▶ [Exercise goal]
In the entries below, find the lines with the word "brush" and copy them.

▶ [Data provided]

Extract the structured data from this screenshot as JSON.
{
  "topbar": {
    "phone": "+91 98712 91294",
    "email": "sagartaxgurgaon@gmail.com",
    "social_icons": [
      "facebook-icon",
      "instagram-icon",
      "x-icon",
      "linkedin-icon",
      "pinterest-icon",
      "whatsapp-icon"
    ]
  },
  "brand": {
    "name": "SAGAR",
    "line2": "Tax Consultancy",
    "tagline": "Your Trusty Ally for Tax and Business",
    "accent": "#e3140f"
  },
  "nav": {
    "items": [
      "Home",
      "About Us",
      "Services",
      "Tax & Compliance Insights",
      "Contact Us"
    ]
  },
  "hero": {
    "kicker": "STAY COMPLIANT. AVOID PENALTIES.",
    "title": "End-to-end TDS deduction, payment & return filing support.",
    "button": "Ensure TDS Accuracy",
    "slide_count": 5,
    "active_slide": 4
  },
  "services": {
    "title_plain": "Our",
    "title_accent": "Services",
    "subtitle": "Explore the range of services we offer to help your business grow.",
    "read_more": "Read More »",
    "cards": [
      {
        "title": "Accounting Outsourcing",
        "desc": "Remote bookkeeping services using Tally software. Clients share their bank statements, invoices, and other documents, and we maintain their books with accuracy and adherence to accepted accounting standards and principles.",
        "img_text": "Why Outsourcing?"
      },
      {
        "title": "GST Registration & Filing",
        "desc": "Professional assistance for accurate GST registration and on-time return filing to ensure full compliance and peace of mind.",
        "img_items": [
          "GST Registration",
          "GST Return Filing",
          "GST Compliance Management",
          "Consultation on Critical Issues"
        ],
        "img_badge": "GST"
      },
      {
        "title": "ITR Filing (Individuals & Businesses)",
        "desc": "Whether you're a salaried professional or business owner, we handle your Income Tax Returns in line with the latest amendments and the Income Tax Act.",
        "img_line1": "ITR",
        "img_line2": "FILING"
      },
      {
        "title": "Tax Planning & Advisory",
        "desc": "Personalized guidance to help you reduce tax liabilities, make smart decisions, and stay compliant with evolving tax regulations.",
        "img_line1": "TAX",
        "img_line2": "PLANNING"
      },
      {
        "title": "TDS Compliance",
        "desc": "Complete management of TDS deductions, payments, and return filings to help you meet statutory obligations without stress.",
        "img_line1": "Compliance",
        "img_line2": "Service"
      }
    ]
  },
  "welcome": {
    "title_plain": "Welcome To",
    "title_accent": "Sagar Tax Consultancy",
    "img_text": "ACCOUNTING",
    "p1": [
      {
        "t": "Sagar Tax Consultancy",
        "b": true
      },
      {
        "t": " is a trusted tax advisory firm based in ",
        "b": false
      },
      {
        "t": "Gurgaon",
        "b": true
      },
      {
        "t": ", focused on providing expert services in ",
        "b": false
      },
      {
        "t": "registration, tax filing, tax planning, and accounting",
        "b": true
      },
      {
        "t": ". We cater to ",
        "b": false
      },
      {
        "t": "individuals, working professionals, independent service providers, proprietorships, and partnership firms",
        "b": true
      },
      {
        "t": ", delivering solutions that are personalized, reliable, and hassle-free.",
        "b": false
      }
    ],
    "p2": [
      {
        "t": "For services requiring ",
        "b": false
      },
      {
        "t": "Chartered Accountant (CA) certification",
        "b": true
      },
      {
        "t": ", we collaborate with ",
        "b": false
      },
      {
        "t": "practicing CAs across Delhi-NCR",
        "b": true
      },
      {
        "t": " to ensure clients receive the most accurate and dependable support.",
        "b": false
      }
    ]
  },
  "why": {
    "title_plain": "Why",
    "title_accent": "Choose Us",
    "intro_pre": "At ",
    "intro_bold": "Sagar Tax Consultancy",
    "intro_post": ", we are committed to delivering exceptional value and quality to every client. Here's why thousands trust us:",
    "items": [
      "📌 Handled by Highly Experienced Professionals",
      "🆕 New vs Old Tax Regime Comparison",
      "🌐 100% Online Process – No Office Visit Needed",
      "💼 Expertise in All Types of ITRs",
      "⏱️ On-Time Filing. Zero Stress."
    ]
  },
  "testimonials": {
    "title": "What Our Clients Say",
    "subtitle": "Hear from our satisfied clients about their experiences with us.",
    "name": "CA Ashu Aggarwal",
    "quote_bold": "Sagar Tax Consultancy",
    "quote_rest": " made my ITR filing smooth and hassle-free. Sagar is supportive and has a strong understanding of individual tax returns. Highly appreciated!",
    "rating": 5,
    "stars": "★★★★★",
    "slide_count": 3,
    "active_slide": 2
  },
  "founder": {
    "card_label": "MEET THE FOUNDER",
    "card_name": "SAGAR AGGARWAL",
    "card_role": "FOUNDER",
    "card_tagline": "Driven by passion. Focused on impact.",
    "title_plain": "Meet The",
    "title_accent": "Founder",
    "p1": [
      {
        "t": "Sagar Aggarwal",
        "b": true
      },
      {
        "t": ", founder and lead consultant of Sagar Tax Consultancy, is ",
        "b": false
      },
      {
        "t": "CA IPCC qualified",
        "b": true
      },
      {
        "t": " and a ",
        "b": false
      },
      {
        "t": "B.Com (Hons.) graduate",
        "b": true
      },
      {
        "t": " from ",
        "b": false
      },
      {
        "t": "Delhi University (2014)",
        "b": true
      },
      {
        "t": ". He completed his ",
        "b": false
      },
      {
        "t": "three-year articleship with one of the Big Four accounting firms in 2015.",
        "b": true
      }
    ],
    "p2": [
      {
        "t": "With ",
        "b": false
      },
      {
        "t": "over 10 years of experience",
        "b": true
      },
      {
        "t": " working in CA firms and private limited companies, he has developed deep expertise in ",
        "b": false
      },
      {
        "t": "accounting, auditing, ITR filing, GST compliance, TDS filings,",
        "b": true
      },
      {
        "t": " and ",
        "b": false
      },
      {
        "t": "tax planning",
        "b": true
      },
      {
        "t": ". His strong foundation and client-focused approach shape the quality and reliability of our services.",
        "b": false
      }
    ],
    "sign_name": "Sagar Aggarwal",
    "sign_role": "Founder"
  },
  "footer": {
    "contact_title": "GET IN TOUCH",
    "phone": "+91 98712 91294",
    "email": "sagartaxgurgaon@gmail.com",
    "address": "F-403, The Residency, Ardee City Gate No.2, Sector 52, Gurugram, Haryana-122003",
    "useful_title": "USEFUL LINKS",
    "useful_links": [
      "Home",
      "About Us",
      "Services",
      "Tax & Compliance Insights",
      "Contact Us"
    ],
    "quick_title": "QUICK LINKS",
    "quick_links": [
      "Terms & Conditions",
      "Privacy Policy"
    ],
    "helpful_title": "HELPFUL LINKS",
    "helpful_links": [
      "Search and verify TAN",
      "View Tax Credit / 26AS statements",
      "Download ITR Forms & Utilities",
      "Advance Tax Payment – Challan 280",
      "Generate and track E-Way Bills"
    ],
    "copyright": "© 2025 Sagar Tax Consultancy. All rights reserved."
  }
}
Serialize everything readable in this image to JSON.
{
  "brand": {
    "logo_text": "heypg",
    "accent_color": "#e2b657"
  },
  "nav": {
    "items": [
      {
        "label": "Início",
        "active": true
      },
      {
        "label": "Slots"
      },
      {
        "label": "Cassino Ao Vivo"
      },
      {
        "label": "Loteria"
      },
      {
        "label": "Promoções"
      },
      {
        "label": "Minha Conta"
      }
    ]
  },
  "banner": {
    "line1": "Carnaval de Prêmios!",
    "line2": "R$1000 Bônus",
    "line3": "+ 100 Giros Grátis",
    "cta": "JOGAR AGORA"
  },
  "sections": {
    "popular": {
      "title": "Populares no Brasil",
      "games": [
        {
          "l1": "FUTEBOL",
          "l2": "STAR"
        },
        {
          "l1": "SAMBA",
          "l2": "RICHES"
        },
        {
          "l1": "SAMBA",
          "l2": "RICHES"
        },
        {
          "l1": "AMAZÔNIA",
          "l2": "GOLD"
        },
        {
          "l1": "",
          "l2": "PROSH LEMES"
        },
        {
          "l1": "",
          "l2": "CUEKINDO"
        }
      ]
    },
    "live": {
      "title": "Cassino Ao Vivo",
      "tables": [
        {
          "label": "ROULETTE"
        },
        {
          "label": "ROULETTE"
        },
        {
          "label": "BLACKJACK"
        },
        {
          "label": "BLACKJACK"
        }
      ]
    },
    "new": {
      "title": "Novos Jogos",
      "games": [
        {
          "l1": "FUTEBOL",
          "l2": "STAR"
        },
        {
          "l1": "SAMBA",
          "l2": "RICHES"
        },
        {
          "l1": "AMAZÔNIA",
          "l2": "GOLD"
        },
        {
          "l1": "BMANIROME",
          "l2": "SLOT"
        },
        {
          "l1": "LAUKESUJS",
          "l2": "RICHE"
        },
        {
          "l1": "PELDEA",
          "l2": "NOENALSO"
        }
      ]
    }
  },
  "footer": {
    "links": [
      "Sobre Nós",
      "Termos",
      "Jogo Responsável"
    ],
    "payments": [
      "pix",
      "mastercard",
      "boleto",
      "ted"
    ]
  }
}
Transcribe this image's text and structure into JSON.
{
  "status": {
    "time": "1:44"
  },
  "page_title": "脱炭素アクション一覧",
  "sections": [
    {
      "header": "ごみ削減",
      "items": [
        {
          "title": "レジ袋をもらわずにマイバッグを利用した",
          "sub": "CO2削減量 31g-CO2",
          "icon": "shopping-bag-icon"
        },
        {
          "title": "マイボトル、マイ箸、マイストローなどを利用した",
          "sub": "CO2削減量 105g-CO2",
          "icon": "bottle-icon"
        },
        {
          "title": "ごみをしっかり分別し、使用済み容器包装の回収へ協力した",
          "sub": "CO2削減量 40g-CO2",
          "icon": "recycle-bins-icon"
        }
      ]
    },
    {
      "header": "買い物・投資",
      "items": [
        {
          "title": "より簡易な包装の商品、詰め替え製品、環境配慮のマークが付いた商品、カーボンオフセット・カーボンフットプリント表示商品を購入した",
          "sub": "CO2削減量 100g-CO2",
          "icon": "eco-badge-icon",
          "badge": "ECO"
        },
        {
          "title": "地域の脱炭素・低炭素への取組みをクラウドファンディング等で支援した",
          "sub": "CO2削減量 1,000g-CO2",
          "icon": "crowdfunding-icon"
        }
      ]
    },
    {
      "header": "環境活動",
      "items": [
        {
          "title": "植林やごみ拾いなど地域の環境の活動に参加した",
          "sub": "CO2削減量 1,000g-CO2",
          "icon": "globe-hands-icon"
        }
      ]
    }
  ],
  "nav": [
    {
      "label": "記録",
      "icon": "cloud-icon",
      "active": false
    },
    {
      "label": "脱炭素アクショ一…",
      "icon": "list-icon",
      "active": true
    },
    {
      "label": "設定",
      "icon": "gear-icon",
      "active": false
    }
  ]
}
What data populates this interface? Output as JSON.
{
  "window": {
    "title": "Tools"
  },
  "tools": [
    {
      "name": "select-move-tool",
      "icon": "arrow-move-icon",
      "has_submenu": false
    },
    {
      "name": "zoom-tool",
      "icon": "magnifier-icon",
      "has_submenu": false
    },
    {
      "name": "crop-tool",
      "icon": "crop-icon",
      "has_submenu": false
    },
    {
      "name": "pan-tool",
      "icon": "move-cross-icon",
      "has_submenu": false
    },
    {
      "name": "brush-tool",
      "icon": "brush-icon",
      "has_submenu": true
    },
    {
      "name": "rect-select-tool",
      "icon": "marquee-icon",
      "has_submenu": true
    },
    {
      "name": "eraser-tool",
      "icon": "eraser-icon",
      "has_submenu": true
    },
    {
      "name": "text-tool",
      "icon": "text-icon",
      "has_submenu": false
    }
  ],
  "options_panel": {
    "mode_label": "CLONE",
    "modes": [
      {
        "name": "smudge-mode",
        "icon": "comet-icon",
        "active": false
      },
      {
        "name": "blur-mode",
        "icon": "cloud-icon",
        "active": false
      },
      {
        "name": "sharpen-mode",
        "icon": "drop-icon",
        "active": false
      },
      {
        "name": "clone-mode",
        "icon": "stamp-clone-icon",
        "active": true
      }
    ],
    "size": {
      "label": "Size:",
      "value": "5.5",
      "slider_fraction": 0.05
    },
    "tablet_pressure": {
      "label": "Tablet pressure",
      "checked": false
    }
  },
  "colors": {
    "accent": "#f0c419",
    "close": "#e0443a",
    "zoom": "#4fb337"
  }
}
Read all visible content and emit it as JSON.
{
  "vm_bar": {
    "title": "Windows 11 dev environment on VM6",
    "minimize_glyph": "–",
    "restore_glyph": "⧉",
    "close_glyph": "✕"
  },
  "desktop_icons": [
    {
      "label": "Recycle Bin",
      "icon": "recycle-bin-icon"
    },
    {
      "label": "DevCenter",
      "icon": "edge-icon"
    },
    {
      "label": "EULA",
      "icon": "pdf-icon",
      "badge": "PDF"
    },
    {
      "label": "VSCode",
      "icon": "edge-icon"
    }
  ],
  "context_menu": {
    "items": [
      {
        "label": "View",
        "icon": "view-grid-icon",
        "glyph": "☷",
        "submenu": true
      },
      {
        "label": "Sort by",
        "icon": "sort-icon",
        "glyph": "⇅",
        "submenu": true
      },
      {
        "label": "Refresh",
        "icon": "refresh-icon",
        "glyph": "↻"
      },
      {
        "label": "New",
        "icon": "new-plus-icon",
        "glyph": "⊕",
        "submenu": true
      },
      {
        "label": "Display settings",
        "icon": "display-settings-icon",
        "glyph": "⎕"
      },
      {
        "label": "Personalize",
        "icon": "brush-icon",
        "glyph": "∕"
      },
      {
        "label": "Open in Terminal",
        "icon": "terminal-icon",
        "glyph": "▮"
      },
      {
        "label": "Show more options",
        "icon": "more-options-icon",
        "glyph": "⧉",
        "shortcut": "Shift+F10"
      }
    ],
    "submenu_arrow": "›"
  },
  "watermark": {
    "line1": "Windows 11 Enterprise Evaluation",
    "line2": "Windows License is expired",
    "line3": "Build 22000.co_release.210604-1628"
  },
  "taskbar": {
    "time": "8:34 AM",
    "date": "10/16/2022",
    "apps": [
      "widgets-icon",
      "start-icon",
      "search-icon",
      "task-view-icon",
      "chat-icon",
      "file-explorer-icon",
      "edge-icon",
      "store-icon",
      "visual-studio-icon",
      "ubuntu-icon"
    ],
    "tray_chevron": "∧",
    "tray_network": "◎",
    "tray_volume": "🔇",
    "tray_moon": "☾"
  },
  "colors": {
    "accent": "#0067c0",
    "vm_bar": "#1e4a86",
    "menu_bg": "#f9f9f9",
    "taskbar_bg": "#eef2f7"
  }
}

▶ [Exercise answer]
      "name": "brush-tool",
      "icon": "brush-icon",
        "icon": "brush-icon",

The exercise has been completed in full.